Halloween might be marketed primarily to kids, but it's always a hit with grown-ups because of one big reason: Halloween is the only holiday without any pressure. Yes, you'll always have that one person on the block that turns their home into a haunted house. But overall, if you have candy to hand out, you're golden. So enjoy the build-up to the spooky day with this collection of simple Halloween crafts. Most are a piece of cake, a few might require a little more attention. But all of them are a totally fun way to pass the time.
First up is this charming ghost garland, which requires really minimal effort. Simply cut out ghosts from paper (we think of them as giant comma shapes), draw on a few faces, then string up on ribbon.
For a more advanced take on this craft, visit frytopia.
Halloween Garland, Another Way
Ghosts not your thing? Here's a different, yet still spooky take on bunting. The spiders are made from burlap, hot glue and cheese cloth. You can go crazy with embellishments, but a simple "boo" will suffice. Find out more at Crafts Unleashed
This cheery wreath is much easier than it looks, though you will need a ton of ribbon. Since we're still in the weeks leading up to Halloween, you can probably find themed ribbon pretty inexpensively. We can't stress this enough though: More is better. To create: Wrap a flat foam wreath form with ribbon. Then, snip a pile of ribbon to 5" lengths. Next, loop the ribbon and glue the ends to the form with hot glue. Repeat until covered.
Another idea that's deceptively easy: Edible mini monsters. You don't even need fancy fondant, either. Just cover marshmallows with melted frosting (the kind that comes in a can), then add candy faces. If you want ghosts, just choose vanilla frosting; if you want Frankenstein monsters, tint it green with food coloring.

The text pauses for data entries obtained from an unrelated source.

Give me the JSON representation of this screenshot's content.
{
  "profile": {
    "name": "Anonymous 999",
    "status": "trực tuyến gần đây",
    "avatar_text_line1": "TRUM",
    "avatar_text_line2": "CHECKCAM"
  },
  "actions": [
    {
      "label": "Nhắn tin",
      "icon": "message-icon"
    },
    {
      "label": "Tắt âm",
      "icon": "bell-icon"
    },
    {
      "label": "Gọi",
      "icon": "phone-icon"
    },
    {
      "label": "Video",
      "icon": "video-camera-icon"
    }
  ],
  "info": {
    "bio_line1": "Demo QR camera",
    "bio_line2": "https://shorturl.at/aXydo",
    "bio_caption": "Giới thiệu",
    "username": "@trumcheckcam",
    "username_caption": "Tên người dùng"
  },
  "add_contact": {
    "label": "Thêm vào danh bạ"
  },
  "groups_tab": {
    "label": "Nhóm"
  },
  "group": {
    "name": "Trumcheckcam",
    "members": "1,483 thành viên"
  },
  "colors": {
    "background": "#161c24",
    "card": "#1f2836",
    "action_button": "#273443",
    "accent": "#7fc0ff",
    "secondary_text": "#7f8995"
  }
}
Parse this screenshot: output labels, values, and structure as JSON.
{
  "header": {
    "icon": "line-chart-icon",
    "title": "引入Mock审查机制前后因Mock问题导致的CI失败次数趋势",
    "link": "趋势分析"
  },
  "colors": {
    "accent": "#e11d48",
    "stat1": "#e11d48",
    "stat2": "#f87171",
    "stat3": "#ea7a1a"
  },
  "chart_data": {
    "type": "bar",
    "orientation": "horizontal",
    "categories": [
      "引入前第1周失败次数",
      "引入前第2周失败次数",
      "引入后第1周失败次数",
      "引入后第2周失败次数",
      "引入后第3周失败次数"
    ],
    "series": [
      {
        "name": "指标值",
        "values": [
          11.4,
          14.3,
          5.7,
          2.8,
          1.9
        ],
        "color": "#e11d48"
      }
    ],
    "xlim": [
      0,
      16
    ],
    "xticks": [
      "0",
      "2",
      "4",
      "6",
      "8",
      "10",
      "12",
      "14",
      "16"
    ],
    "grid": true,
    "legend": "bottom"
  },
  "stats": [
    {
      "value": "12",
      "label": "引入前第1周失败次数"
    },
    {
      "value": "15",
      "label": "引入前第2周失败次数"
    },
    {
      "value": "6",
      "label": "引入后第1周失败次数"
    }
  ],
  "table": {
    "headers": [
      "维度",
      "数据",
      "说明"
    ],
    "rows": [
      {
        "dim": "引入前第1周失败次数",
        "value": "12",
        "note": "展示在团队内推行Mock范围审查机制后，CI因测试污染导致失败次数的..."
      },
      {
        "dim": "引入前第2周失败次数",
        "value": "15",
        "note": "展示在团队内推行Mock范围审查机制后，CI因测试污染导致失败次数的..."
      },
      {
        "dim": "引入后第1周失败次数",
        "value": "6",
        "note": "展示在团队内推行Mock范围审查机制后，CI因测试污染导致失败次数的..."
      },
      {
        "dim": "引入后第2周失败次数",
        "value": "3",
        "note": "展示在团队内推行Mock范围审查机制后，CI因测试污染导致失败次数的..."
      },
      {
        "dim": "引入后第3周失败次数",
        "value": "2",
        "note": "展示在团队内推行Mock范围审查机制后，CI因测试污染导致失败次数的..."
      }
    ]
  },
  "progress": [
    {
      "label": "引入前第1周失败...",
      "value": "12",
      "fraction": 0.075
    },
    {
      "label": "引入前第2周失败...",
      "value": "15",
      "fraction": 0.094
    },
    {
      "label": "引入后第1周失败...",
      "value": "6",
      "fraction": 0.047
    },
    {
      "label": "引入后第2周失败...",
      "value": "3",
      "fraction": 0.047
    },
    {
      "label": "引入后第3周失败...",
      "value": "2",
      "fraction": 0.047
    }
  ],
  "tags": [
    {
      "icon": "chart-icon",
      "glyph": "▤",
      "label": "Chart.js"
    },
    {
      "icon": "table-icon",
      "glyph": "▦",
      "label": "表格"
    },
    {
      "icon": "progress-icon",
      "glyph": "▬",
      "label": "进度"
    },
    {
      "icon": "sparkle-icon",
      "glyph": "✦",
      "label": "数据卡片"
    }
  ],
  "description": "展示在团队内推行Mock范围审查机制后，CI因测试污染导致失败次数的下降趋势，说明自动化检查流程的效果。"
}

Get instructions at Finding Zest
Stitched Candy Corn
Almost as sweet as the edible monsters, this stitched candy corn can be pinned to any outfit. Imperfection is a-okay in our book. You can also make your own candy corn man. Just draw on a candy corn, adding an expression and limbs as you see fit. Then, stitch over the lines with embroidery floss. Want to get extra fancy? Try glow-in-the-dark floss. Yes, they do make it. Find out details for the candy corn pin at The Spruce
This idea, of course, is absolutely perfect if you find yourself entertaining lots of kids. Unfortunately, you'll have to do all the carving. On the bright side, carving a potato is much simpler than carving a pumpkin. All you have to do is slice it in half, then sculpt a design. Just forget the kitchen knives and use a craft knife instead. You can also make these the night before, keeping the stamps in the fridge, stored in a bowl of ice water. Get info at Projects for Preschoolers
Scrappy Treat Bags
Class Moms, listen up. You don't have to buy treat bags for the school party. Instead, upcycle grocery or lunch bags with this cute idea. Start by cutting the paper into squares, stitching each together on three sides. Then, glue on a felt "spider body," adding legs with a marker. Googly eyes are cute, but optional. We fully endorse the cyclops spider, seen here. Find out more bad ideas at Kim Vallee.
These pumpkin pins make great favors, while also giving you another opportunity to reduce your scrap pile. Make them by cutting out pumpkin shapes from orange felt, stitching them together (cotton filling is optional), then stitching or gluing on a brown felt face. A pin backing, added with hot glue, makes it wearable. Find out more at Busymitts
More advanced than stitching together a pumpkin from felt, but easy if you know how to crochet, this little guy is sure to bring a smile. Remember, keep your stitches tight and use a non-nubby yarn.
Oh and it gets cuter: Check out this free (though a donation is suggested) pattern from PlanetJune.
How about a more rustic but entirely charming take on pumpkins? This "patch" starts out with a wood pallets that are sawed and painted. You can carve out the expression, but paint is just as nice. Now you have a beautiful decoration for the lawn or porch. Find out more at The Housewives of Riverton